[App and web page records]
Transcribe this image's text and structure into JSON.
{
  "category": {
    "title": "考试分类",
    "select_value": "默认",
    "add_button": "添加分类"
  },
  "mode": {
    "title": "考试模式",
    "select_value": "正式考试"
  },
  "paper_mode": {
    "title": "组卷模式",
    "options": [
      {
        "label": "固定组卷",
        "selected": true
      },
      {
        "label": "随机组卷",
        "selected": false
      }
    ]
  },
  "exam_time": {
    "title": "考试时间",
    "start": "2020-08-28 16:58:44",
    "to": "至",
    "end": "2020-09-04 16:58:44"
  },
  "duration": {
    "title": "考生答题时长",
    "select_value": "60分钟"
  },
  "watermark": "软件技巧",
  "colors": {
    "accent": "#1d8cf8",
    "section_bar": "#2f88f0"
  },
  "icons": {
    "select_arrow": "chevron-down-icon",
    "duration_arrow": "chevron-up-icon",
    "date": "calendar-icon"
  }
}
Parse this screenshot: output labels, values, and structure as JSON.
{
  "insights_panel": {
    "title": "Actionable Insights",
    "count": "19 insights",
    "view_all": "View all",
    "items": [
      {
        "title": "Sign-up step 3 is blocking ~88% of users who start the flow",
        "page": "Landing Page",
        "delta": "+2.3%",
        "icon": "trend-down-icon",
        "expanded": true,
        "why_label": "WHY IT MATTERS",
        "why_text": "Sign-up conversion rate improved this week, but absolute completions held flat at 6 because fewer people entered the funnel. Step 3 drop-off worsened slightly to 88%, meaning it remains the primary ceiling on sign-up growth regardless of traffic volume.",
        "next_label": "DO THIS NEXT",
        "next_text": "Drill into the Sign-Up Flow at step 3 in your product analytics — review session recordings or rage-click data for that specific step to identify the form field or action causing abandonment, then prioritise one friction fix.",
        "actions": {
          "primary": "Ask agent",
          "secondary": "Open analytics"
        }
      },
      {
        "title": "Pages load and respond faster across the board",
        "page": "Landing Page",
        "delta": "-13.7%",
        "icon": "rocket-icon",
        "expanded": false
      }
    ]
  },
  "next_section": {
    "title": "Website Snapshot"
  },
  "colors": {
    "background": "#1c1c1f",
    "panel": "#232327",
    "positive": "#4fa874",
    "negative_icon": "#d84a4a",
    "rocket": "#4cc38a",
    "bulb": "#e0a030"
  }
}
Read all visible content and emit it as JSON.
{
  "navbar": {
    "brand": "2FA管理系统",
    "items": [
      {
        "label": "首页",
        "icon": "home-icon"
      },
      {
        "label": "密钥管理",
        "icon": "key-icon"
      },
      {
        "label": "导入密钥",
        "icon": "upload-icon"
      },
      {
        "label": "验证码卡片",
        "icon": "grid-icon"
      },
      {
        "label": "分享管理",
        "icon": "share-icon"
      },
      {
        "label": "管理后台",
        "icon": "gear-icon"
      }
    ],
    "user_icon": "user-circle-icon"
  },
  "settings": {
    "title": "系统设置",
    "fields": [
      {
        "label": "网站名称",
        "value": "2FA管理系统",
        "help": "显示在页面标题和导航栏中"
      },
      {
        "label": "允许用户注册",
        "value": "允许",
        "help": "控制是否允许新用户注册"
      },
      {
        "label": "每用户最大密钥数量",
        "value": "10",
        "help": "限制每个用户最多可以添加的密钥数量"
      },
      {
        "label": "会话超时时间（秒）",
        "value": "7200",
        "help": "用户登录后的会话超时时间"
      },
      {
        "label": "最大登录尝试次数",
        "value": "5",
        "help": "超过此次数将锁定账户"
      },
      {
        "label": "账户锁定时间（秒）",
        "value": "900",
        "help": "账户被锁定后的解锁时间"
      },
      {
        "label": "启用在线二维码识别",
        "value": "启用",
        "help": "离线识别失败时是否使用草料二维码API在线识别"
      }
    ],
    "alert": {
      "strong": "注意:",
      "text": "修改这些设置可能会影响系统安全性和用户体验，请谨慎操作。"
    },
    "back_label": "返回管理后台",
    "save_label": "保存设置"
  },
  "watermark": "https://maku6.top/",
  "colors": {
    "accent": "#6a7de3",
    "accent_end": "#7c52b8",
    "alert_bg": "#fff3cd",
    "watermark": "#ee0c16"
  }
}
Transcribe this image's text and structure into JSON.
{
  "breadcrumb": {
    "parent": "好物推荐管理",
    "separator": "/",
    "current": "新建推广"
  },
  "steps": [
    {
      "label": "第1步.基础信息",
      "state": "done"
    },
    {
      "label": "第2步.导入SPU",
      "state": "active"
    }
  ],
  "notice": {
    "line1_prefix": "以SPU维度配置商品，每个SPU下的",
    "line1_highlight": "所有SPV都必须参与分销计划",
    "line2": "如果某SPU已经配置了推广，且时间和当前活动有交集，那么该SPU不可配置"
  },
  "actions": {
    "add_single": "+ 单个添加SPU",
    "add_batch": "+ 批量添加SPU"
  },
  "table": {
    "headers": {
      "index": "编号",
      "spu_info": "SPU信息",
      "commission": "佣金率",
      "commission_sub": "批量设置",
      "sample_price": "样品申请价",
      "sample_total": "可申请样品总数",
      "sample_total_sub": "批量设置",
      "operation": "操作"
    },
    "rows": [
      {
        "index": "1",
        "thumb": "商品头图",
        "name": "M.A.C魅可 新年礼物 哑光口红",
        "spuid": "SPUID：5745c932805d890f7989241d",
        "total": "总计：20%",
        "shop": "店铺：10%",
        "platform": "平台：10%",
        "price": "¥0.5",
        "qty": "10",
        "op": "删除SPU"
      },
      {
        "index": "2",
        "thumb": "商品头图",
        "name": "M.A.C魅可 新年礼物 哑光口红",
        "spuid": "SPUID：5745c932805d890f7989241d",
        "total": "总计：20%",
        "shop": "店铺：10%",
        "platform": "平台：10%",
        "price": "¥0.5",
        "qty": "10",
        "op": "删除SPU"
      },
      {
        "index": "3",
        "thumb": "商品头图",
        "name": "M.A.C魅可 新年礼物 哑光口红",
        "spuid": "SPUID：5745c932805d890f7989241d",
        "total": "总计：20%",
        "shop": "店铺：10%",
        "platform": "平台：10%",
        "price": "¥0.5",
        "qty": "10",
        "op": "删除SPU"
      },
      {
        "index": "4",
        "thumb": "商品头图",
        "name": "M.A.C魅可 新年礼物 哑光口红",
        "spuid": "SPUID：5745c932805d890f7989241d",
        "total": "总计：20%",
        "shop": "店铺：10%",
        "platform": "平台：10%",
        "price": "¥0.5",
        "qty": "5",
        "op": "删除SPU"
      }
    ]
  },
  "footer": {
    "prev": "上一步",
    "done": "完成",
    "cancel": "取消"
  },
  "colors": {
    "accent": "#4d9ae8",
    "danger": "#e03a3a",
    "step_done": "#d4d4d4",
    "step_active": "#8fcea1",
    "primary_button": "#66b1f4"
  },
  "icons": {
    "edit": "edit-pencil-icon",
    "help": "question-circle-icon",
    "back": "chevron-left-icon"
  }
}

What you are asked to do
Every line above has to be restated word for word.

Response box
Transcribe this image's text and structure into JSON.
{
  "category": {
    "title": "考试分类",
    "select_value": "默认",
    "add_button": "添加分类"
  },
  "mode": {
    "title": "考试模式",
    "select_value": "正式考试"
  },
  "paper_mode": {
    "title": "组卷模式",
    "options": [
      {
        "label": "固定组卷",
        "selected": true
      },
      {
        "label": "随机组卷",
        "selected": false
      }
    ]
  },
  "exam_time": {
    "title": "考试时间",
    "start": "2020-08-28 16:58:44",
    "to": "至",
    "end": "2020-09-04 16:58:44"
  },
  "duration": {
    "title": "考生答题时长",
    "select_value": "60分钟"
  },
  "watermark": "软件技巧",
  "colors": {
    "accent": "#1d8cf8",
    "section_bar": "#2f88f0"
  },
  "icons": {
    "select_arrow": "chevron-down-icon",
    "duration_arrow": "chevron-up-icon",
    "date": "calendar-icon"
  }
}
Parse this screenshot: output labels, values, and structure as JSON.
{
  "insights_panel": {
    "title": "Actionable Insights",
    "count": "19 insights",
    "view_all": "View all",
    "items": [
      {
        "title": "Sign-up step 3 is blocking ~88% of users who start the flow",
        "page": "Landing Page",
        "delta": "+2.3%",
        "icon": "trend-down-icon",
        "expanded": true,
        "why_label": "WHY IT MATTERS",
        "why_text": "Sign-up conversion rate improved this week, but absolute completions held flat at 6 because fewer people entered the funnel. Step 3 drop-off worsened slightly to 88%, meaning it remains the primary ceiling on sign-up growth regardless of traffic volume.",
        "next_label": "DO THIS NEXT",
        "next_text": "Drill into the Sign-Up Flow at step 3 in your product analytics — review session recordings or rage-click data for that specific step to identify the form field or action causing abandonment, then prioritise one friction fix.",
        "actions": {
          "primary": "Ask agent",
          "secondary": "Open analytics"
        }
      },
      {
        "title": "Pages load and respond faster across the board",
        "page": "Landing Page",
        "delta": "-13.7%",
        "icon": "rocket-icon",
        "expanded": false
      }
    ]
  },
  "next_section": {
    "title": "Website Snapshot"
  },
  "colors": {
    "background": "#1c1c1f",
    "panel": "#232327",
    "positive": "#4fa874",
    "negative_icon": "#d84a4a",
    "rocket": "#4cc38a",
    "bulb": "#e0a030"
  }
}
Read all visible content and emit it as JSON.
{
  "navbar": {
    "brand": "2FA管理系统",
    "items": [
      {
        "label": "首页",
        "icon": "home-icon"
      },
      {
        "label": "密钥管理",
        "icon": "key-icon"
      },
      {
        "label": "导入密钥",
        "icon": "upload-icon"
      },
      {
        "label": "验证码卡片",
        "icon": "grid-icon"
      },
      {
        "label": "分享管理",
        "icon": "share-icon"
      },
      {
        "label": "管理后台",
        "icon": "gear-icon"
      }
    ],
    "user_icon": "user-circle-icon"
  },
  "settings": {
    "title": "系统设置",
    "fields": [
      {
        "label": "网站名称",
        "value": "2FA管理系统",
        "help": "显示在页面标题和导航栏中"
      },
      {
        "label": "允许用户注册",
        "value": "允许",
        "help": "控制是否允许新用户注册"
      },
      {
        "label": "每用户最大密钥数量",
        "value": "10",
        "help": "限制每个用户最多可以添加的密钥数量"
      },
      {
        "label": "会话超时时间（秒）",
        "value": "7200",
        "help": "用户登录后的会话超时时间"
      },
      {
        "label": "最大登录尝试次数",
        "value": "5",
        "help": "超过此次数将锁定账户"
      },
      {
        "label": "账户锁定时间（秒）",
        "value": "900",
        "help": "账户被锁定后的解锁时间"
      },
      {
        "label": "启用在线二维码识别",
        "value": "启用",
        "help": "离线识别失败时是否使用草料二维码API在线识别"
      }
    ],
    "alert": {
      "strong": "注意:",
      "text": "修改这些设置可能会影响系统安全性和用户体验，请谨慎操作。"
    },
    "back_label": "返回管理后台",
    "save_label": "保存设置"
  },
  "watermark": "https://maku6.top/",
  "colors": {
    "accent": "#6a7de3",
    "accent_end": "#7c52b8",
    "alert_bg": "#fff3cd",
    "watermark": "#ee0c16"
  }
}
Transcribe this image's text and structure into JSON.
{
  "breadcrumb": {
    "parent": "好物推荐管理",
    "separator": "/",
    "current": "新建推广"
  },
  "steps": [
    {
      "label": "第1步.基础信息",
      "state": "done"
    },
    {
      "label": "第2步.导入SPU",
      "state": "active"
    }
  ],
  "notice": {
    "line1_prefix": "以SPU维度配置商品，每个SPU下的",
    "line1_highlight": "所有SPV都必须参与分销计划",
    "line2": "如果某SPU已经配置了推广，且时间和当前活动有交集，那么该SPU不可配置"
  },
  "actions": {
    "add_single": "+ 单个添加SPU",
    "add_batch": "+ 批量添加SPU"
  },
  "table": {
    "headers": {
      "index": "编号",
      "spu_info": "SPU信息",
      "commission": "佣金率",
      "commission_sub": "批量设置",
      "sample_price": "样品申请价",
      "sample_total": "可申请样品总数",
      "sample_total_sub": "批量设置",
      "operation": "操作"
    },
    "rows": [
      {
        "index": "1",
        "thumb": "商品头图",
        "name": "M.A.C魅可 新年礼物 哑光口红",
        "spuid": "SPUID：5745c932805d890f7989241d",
        "total": "总计：20%",
        "shop": "店铺：10%",
        "platform": "平台：10%",
        "price": "¥0.5",
        "qty": "10",
        "op": "删除SPU"
      },
      {
        "index": "2",
        "thumb": "商品头图",
        "name": "M.A.C魅可 新年礼物 哑光口红",
        "spuid": "SPUID：5745c932805d890f7989241d",
        "total": "总计：20%",
        "shop": "店铺：10%",
        "platform": "平台：10%",
        "price": "¥0.5",
        "qty": "10",
        "op": "删除SPU"
      },
      {
        "index": "3",
        "thumb": "商品头图",
        "name": "M.A.C魅可 新年礼物 哑光口红",
        "spuid": "SPUID：5745c932805d890f7989241d",
        "total": "总计：20%",
        "shop": "店铺：10%",
        "platform": "平台：10%",
        "price": "¥0.5",
        "qty": "10",
        "op": "删除SPU"
      },
      {
        "index": "4",
        "thumb": "商品头图",
        "name": "M.A.C魅可 新年礼物 哑光口红",
        "spuid": "SPUID：5745c932805d890f7989241d",
        "total": "总计：20%",
        "shop": "店铺：10%",
        "platform": "平台：10%",
        "price": "¥0.5",
        "qty": "5",
        "op": "删除SPU"
      }
    ]
  },
  "footer": {
    "prev": "上一步",
    "done": "完成",
    "cancel": "取消"
  },
  "colors": {
    "accent": "#4d9ae8",
    "danger": "#e03a3a",
    "step_done": "#d4d4d4",
    "step_active": "#8fcea1",
    "primary_button": "#66b1f4"
  },
  "icons": {
    "edit": "edit-pencil-icon",
    "help": "question-circle-icon",
    "back": "chevron-left-icon"
  }
}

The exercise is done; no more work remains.